Over two months into Joe Biden‘s presidency, the national debt has grown to about $28.1 trillion, a record high, according to Treasury Department data as of April 6.
The public debt outstanding comprises both public debt and intragovernmental holdings. Over two-thirds of the whole debt is held from the public. The national debt was 28 trillion on March 1.
Also in March, the Congressional Budget Office (CBO) reported that the debt-to-GDP ratio is projected to increase to 102 percent by the end of 2021. By the end of 2020, the ratio had risen over 100 percent. This ratio compares a country’s debt to its entire economic output for the year, as measured by gross national product. The ratio indicates how powerful a nation’s market is and how probable it is to repay its debts.
The CBO also forecasts the federal budget deficit will reach $2.3 trillion in 2021. At 10.3 percentage of the GDP, the shortage 2021 are the second biggest since 1945. Before the pandemic, the fiscal year 2020 deficit was estimated to be $1.1 trillion.
The CBO also said the shortage has widened significantly as a result of the economic disruption caused by the coronavirus pandemic as well as the national legislation enacted in reaction. Last March, Congress passed a landmark $1.9 trillion economic relief invoice.
As COVID-19 vaccinations decrease the spread of the virus and states facilitate restrictions to start up their economies, the CBO expects real GDP, that is adjusted for inflation, to grow by 3.7 percent in 2021.
In a testimony before a Senate panel in the end of March, Treasury Secretary Janet Yellen stated she believes the U.S. is able to spend trillions in projects intended to boost productivity, even with the federal debt exceeding historic highs, according to The Hill.
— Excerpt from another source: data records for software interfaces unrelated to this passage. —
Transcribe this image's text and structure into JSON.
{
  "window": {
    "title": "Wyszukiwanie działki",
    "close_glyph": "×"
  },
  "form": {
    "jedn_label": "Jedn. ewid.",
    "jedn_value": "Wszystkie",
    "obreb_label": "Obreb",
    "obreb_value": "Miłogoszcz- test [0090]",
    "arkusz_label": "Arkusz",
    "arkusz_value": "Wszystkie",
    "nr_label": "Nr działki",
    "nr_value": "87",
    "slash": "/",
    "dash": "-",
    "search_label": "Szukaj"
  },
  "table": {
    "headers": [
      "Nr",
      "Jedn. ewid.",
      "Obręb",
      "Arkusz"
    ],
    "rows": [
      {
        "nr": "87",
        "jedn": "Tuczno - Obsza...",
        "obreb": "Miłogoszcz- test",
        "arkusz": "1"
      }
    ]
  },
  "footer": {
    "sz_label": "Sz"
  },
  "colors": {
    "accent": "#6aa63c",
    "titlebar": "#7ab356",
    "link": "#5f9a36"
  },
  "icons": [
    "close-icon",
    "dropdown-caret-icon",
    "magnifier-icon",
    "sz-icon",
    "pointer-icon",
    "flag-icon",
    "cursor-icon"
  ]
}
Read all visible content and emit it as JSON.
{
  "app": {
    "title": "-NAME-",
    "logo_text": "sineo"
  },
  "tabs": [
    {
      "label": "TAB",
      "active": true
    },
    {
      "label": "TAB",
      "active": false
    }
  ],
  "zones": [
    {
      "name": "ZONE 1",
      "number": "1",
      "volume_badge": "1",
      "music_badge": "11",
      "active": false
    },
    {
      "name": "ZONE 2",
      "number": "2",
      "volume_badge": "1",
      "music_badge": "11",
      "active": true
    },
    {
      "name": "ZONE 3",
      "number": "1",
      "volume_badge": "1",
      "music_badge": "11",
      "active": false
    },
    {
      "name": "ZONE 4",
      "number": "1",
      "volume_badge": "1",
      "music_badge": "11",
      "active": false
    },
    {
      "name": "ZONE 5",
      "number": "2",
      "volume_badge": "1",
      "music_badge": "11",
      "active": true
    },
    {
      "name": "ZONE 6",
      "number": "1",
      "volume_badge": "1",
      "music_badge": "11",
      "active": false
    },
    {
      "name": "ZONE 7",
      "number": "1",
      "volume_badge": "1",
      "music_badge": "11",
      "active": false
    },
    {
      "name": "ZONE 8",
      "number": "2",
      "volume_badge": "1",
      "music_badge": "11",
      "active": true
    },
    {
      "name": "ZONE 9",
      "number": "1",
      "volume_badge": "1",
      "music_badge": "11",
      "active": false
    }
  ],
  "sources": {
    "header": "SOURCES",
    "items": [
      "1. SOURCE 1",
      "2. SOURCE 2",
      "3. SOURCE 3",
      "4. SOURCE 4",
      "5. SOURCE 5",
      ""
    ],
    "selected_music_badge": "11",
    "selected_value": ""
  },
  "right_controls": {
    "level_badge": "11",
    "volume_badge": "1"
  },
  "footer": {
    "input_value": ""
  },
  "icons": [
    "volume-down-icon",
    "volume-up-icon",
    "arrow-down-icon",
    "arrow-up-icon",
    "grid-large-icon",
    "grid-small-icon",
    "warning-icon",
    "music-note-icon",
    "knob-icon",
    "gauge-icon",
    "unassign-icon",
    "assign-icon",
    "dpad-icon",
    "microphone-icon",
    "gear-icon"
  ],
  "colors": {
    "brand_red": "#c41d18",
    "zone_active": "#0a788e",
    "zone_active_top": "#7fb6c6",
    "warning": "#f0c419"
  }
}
Yellen previously expressed concern in 2017 as soon as the debt-to-GDP ratio reached about 75 percent. According to the World Bank, when the debt-to-GDP ratio exceeds 77 percentage, economic growth slows. Now, as that ratio has increased, the country has more room to spend, Yellen said.
“My views on the amount of fiscal space that the United States [has], I would say, have changed somewhat since 2017,” Yellen said. “Interest payments on that debt relative to GDP have not gone up at all, and so I think that’s a more meaningful metric of the burden of the debt on society and on the federal finances.”